However, while sheer numbers can lend buzz to a launch, it’s not necessarily a sign of success. I’ve attended dreary big-number events and mesmerising small ones. The author, of course, can make or break it. Reading an overly long excerpt in a monotonous drone is a death knell. At the opposite end of the scale there’s the publicist’s dream. One author friend of mine, for instance, is gregarious and witty in all the right ways. He never fails to make an audience laugh, to entertain. And a good time spells sales, or so the publisher hopes.
These days publishers are doing less and the onus is on authors to get out there and flog their book. But many authors are still not comfortable in this role. They are writers, not performers. And amid all the social media tools that are being employed or exploited (depending on your take), everyone’s trying to stand out. Hence the proliferation of gimmicks, giveaways and extras we’re now seeing.

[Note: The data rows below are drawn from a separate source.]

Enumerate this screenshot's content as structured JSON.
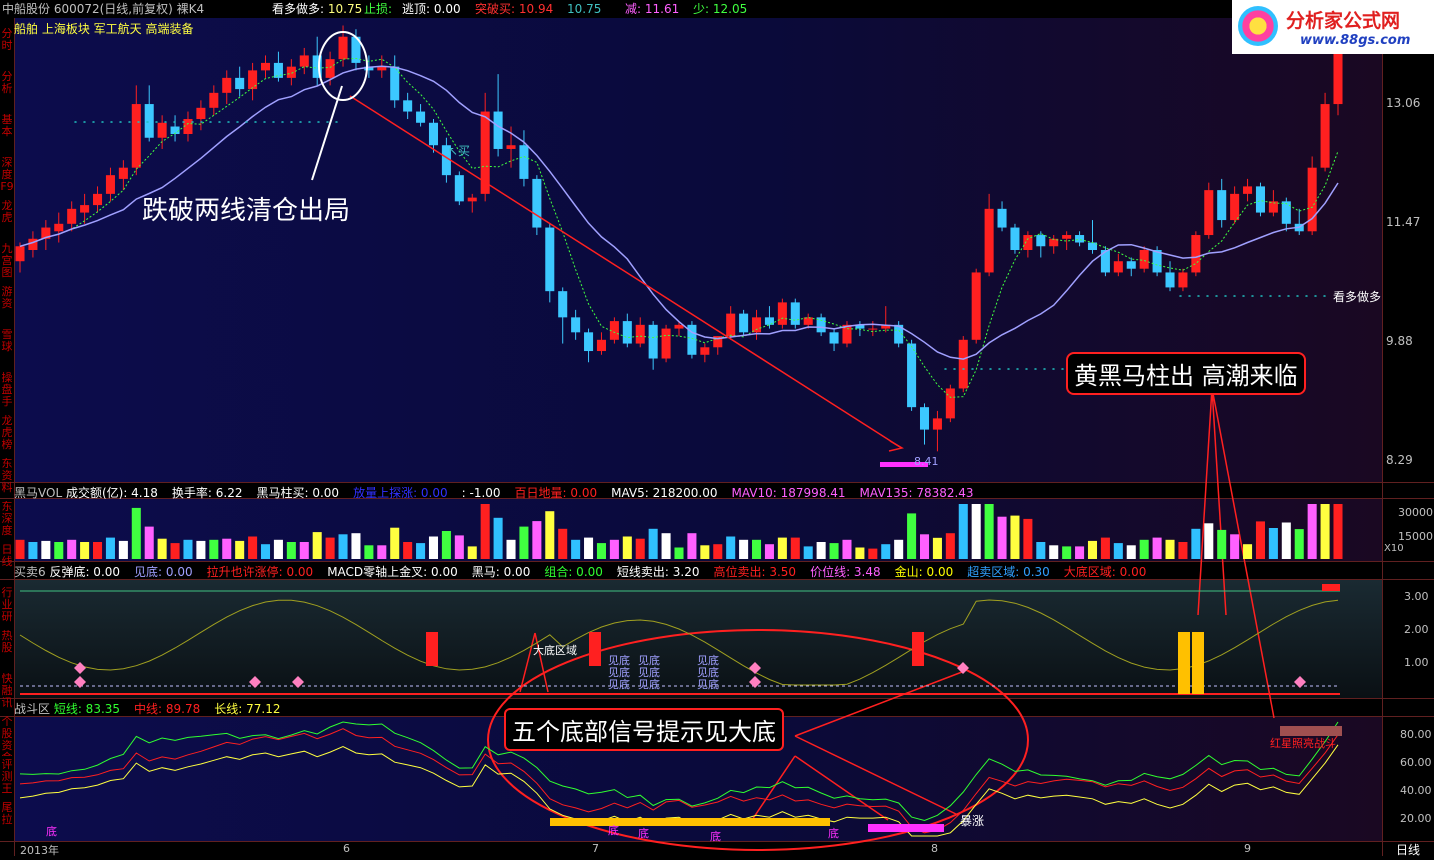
{
  "header": {
    "stock": "中船股份 600072(日线,前复权) 裸K4",
    "kan_duo_label": "看多做多:",
    "kan_duo_value": "10.75",
    "zhi_sun_label": "止损:",
    "tao_ding_label": "逃顶:",
    "tao_ding_value": "0.00",
    "tu_po_label": "突破买:",
    "tu_po_value": "10.94",
    "extra_value": "10.75",
    "jian_label": "减:",
    "jian_value": "11.61",
    "shao_label": "少:",
    "shao_value": "12.05",
    "concepts": "船舶 上海板块 军工航天 高端装备"
  },
  "logo": {
    "name": "分析家公式网",
    "url": "www.88gs.com"
  },
  "sidebar": {
    "items": [
      "分时",
      "分析",
      "基本",
      "深度F9",
      "龙虎",
      "九宫图",
      "游资",
      "雪球",
      "操盘手",
      "龙虎榜",
      "东资料",
      "东深度",
      "日线",
      "行业研",
      "热股",
      "快融讯",
      "个股资金",
      "评测王",
      "尾拉"
    ]
  },
  "annotations": {
    "sell_note": "跌破两线清仓出局",
    "horse_note": "黄黑马柱出 高潮来临",
    "bottom_note": "五个底部信号提示见大底",
    "buy_mark": "↖买",
    "kan_duo_line": "看多做多",
    "low_price": "8.41",
    "big_bottom_zone": "大底区域",
    "jian_di": "见底",
    "bao_zhang": "暴涨",
    "di": "底",
    "red_star_battle": "红星照亮战斗"
  },
  "panels": {
    "vol": {
      "title": "黑马VOL",
      "items": [
        {
          "label": "成交额(亿):",
          "value": "4.18",
          "color": "#ffffff"
        },
        {
          "label": "换手率:",
          "value": "6.22",
          "color": "#ffffff"
        },
        {
          "label": "黑马柱买:",
          "value": "0.00",
          "color": "#ffffff"
        },
        {
          "label": "放量上探涨:",
          "value": "0.00",
          "color": "#3030ff"
        },
        {
          "label": ":",
          "value": "-1.00",
          "color": "#ffffff"
        },
        {
          "label": "百日地量:",
          "value": "0.00",
          "color": "#ff2020"
        },
        {
          "label": "MAV5:",
          "value": "218200.00",
          "color": "#ffffff"
        },
        {
          "label": "MAV10:",
          "value": "187998.41",
          "color": "#ff60ff"
        },
        {
          "label": "MAV135:",
          "value": "78382.43",
          "color": "#ff60ff"
        }
      ]
    },
    "mm": {
      "title": "买卖6",
      "items": [
        {
          "label": "反弹底:",
          "value": "0.00",
          "color": "#ffffff"
        },
        {
          "label": "见底:",
          "value": "0.00",
          "color": "#a0a0ff"
        },
        {
          "label": "拉升也许涨停:",
          "value": "0.00",
          "color": "#ff2020"
        },
        {
          "label": "MACD零轴上金叉:",
          "value": "0.00",
          "color": "#ffffff"
        },
        {
          "label": "黑马:",
          "value": "0.00",
          "color": "#ffffff"
        },
        {
          "label": "组合:",
          "value": "0.00",
          "color": "#30ff30"
        },
        {
          "label": "短线卖出:",
          "value": "3.20",
          "color": "#ffffff"
        },
        {
          "label": "高位卖出:",
          "value": "3.50",
          "color": "#ff2020"
        },
        {
          "label": "价位线:",
          "value": "3.48",
          "color": "#ff60ff"
        },
        {
          "label": "金山:",
          "value": "0.00",
          "color": "#ffff00"
        },
        {
          "label": "超卖区域:",
          "value": "0.30",
          "color": "#30a0ff"
        },
        {
          "label": "大底区域:",
          "value": "0.00",
          "color": "#ff2020"
        }
      ]
    },
    "zd": {
      "title": "战斗区",
      "items": [
        {
          "label": "短线:",
          "value": "83.35",
          "color": "#30ff30"
        },
        {
          "label": "中线:",
          "value": "89.78",
          "color": "#ff2020"
        },
        {
          "label": "长线:",
          "value": "77.12",
          "color": "#ffff40"
        }
      ]
    }
  },
  "axes": {
    "price_ticks": [
      "13.06",
      "11.47",
      "9.88",
      "8.29"
    ],
    "vol_ticks": [
      "30000",
      "15000"
    ],
    "vol_unit": "X10",
    "mm_ticks": [
      "3.00",
      "2.00",
      "1.00"
    ],
    "zd_ticks": [
      "80.00",
      "60.00",
      "40.00",
      "20.00"
    ],
    "x_labels": [
      "2013年",
      "6",
      "7",
      "8",
      "9"
    ],
    "period": "日线"
  },
  "colors": {
    "up": "#ff2020",
    "down": "#3cc8ff",
    "bg": "#000000"
  },
  "chart_data": {
    "type": "candlestick",
    "y_range": [
      8.0,
      14.2
    ],
    "x_months": [
      "2013-05",
      "2013-06",
      "2013-07",
      "2013-08",
      "2013-09"
    ],
    "candles": [
      [
        10.95,
        11.2,
        10.8,
        11.15
      ],
      [
        11.1,
        11.35,
        11.0,
        11.25
      ],
      [
        11.25,
        11.5,
        11.1,
        11.4
      ],
      [
        11.35,
        11.6,
        11.2,
        11.45
      ],
      [
        11.45,
        11.75,
        11.35,
        11.65
      ],
      [
        11.6,
        11.85,
        11.45,
        11.7
      ],
      [
        11.7,
        11.95,
        11.6,
        11.85
      ],
      [
        11.85,
        12.2,
        11.75,
        12.1
      ],
      [
        12.05,
        12.3,
        11.9,
        12.2
      ],
      [
        12.2,
        13.3,
        12.1,
        13.05
      ],
      [
        13.05,
        13.3,
        12.55,
        12.6
      ],
      [
        12.6,
        12.9,
        12.45,
        12.8
      ],
      [
        12.75,
        12.9,
        12.55,
        12.65
      ],
      [
        12.65,
        12.95,
        12.55,
        12.85
      ],
      [
        12.85,
        13.1,
        12.7,
        13.0
      ],
      [
        13.0,
        13.3,
        12.9,
        13.2
      ],
      [
        13.2,
        13.5,
        13.05,
        13.4
      ],
      [
        13.4,
        13.55,
        13.15,
        13.25
      ],
      [
        13.25,
        13.6,
        13.1,
        13.5
      ],
      [
        13.5,
        13.7,
        13.4,
        13.6
      ],
      [
        13.6,
        13.75,
        13.35,
        13.4
      ],
      [
        13.4,
        13.65,
        13.3,
        13.55
      ],
      [
        13.55,
        13.8,
        13.45,
        13.7
      ],
      [
        13.7,
        13.95,
        13.3,
        13.4
      ],
      [
        13.4,
        13.75,
        13.3,
        13.65
      ],
      [
        13.65,
        14.1,
        13.55,
        13.95
      ],
      [
        13.95,
        14.05,
        13.5,
        13.6
      ],
      [
        13.55,
        13.7,
        13.4,
        13.5
      ],
      [
        13.5,
        13.7,
        13.4,
        13.55
      ],
      [
        13.55,
        13.7,
        13.0,
        13.1
      ],
      [
        13.1,
        13.2,
        12.85,
        12.95
      ],
      [
        12.95,
        13.05,
        12.75,
        12.8
      ],
      [
        12.8,
        12.85,
        12.4,
        12.5
      ],
      [
        12.5,
        12.6,
        12.0,
        12.1
      ],
      [
        12.1,
        12.15,
        11.7,
        11.75
      ],
      [
        11.75,
        11.85,
        11.6,
        11.8
      ],
      [
        11.85,
        13.2,
        11.75,
        12.95
      ],
      [
        12.95,
        13.45,
        12.35,
        12.45
      ],
      [
        12.45,
        12.75,
        12.2,
        12.5
      ],
      [
        12.5,
        12.7,
        11.95,
        12.05
      ],
      [
        12.05,
        12.1,
        11.3,
        11.4
      ],
      [
        11.4,
        11.45,
        10.4,
        10.55
      ],
      [
        10.55,
        10.6,
        9.85,
        10.2
      ],
      [
        10.2,
        10.3,
        9.9,
        10.0
      ],
      [
        10.0,
        10.05,
        9.6,
        9.75
      ],
      [
        9.75,
        10.0,
        9.7,
        9.9
      ],
      [
        9.9,
        10.2,
        9.85,
        10.15
      ],
      [
        10.15,
        10.25,
        9.8,
        9.85
      ],
      [
        9.85,
        10.2,
        9.8,
        10.1
      ],
      [
        10.1,
        10.15,
        9.5,
        9.65
      ],
      [
        9.65,
        10.1,
        9.6,
        10.05
      ],
      [
        10.05,
        10.15,
        9.95,
        10.1
      ],
      [
        10.1,
        10.15,
        9.65,
        9.7
      ],
      [
        9.7,
        9.85,
        9.6,
        9.8
      ],
      [
        9.8,
        9.95,
        9.7,
        9.95
      ],
      [
        9.95,
        10.35,
        9.9,
        10.25
      ],
      [
        10.25,
        10.3,
        9.95,
        10.0
      ],
      [
        10.0,
        10.3,
        9.9,
        10.2
      ],
      [
        10.2,
        10.35,
        10.05,
        10.1
      ],
      [
        10.1,
        10.45,
        10.05,
        10.4
      ],
      [
        10.4,
        10.45,
        10.05,
        10.1
      ],
      [
        10.1,
        10.25,
        10.05,
        10.2
      ],
      [
        10.2,
        10.25,
        9.95,
        10.0
      ],
      [
        10.0,
        10.05,
        9.75,
        9.85
      ],
      [
        9.85,
        10.15,
        9.8,
        10.1
      ],
      [
        10.1,
        10.15,
        9.95,
        10.05
      ],
      [
        10.05,
        10.15,
        9.95,
        10.05
      ],
      [
        10.05,
        10.35,
        10.0,
        10.1
      ],
      [
        10.1,
        10.15,
        9.8,
        9.85
      ],
      [
        9.85,
        9.9,
        8.95,
        9.0
      ],
      [
        9.0,
        9.05,
        8.5,
        8.7
      ],
      [
        8.7,
        8.95,
        8.41,
        8.85
      ],
      [
        8.85,
        9.3,
        8.8,
        9.25
      ],
      [
        9.25,
        9.95,
        9.2,
        9.9
      ],
      [
        9.9,
        10.85,
        9.85,
        10.8
      ],
      [
        10.8,
        11.85,
        10.75,
        11.65
      ],
      [
        11.65,
        11.75,
        11.35,
        11.4
      ],
      [
        11.4,
        11.45,
        11.05,
        11.1
      ],
      [
        11.1,
        11.35,
        11.0,
        11.3
      ],
      [
        11.3,
        11.35,
        11.0,
        11.15
      ],
      [
        11.15,
        11.3,
        11.05,
        11.25
      ],
      [
        11.25,
        11.35,
        11.1,
        11.3
      ],
      [
        11.3,
        11.35,
        11.15,
        11.2
      ],
      [
        11.2,
        11.5,
        11.05,
        11.1
      ],
      [
        11.1,
        11.15,
        10.75,
        10.8
      ],
      [
        10.8,
        11.05,
        10.75,
        10.95
      ],
      [
        10.95,
        11.0,
        10.75,
        10.85
      ],
      [
        10.85,
        11.15,
        10.8,
        11.1
      ],
      [
        11.1,
        11.15,
        10.75,
        10.8
      ],
      [
        10.8,
        10.95,
        10.55,
        10.6
      ],
      [
        10.6,
        10.85,
        10.55,
        10.8
      ],
      [
        10.8,
        11.35,
        10.75,
        11.3
      ],
      [
        11.3,
        12.0,
        11.25,
        11.9
      ],
      [
        11.9,
        12.05,
        11.4,
        11.5
      ],
      [
        11.5,
        11.95,
        11.45,
        11.85
      ],
      [
        11.85,
        12.05,
        11.75,
        11.95
      ],
      [
        11.95,
        12.0,
        11.55,
        11.6
      ],
      [
        11.6,
        11.9,
        11.55,
        11.75
      ],
      [
        11.75,
        11.8,
        11.35,
        11.45
      ],
      [
        11.45,
        11.65,
        11.3,
        11.35
      ],
      [
        11.35,
        12.35,
        11.3,
        12.2
      ],
      [
        12.2,
        13.2,
        12.15,
        13.05
      ],
      [
        13.05,
        14.15,
        12.9,
        14.05
      ]
    ],
    "ma_fast_start": 0.38,
    "ma_slow_start": 0.25
  }
}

Last year author Jennifer Belle took a unique approach to launching her book, The Seven Year Bitch. She hired actors to read it (and laugh demonstrably) on New York’s subway and at various city landmarks, the idea being that it would pique the interest of passersby and convert to sales. It certainly garnered Belle a great deal of press. (You can watch a video about it on the New York Times website. However, I warn you, all those ‘readers’ spurting fake laughter made my skin crawl.)
A few months ago I attended the launch of Tania McCartney’s new children’s book, Riley and the Curious Koala. She handed out gift packs loaded with stickers, tattoos, fridge magnets, bookmarks; had a lucky door prize (one of her books, of course); and a table laid out with koala masks for the kids to decorate. She then took photos of the kids in their masks to post on her blog. A smart move, I thought. What are parents most interested in? How adorable their own kids are, of course. So the parent visits the blog to find the photograph of their darling child and potentially signs up for the blog, or at the very least is further exposed to the author and her work. Maybe they even direct others to the site to appreciate their child’s 15 minutes of fame.
But what did all this extra stuff ultimately mean? My two kids had a fabulous time but weren’t that keen on the book itself, so we didn’t buy it. I felt guilty about that, having walked away with two smiling children clutching their bagful of goodies. And this, no doubt, was the point. All this free (sponsored) stuff makes the parents feel obliged to buy a book in return. And during the reading the author said to the kids several times, ‘And when you buy your book …’ Of course this adds in the factor of pressure from the children to buy (no quiet slinking from the store if you don’t want to purchase the book).
So what makes for a good launch? And what makes for a bad one? Let’s hear your launch stories.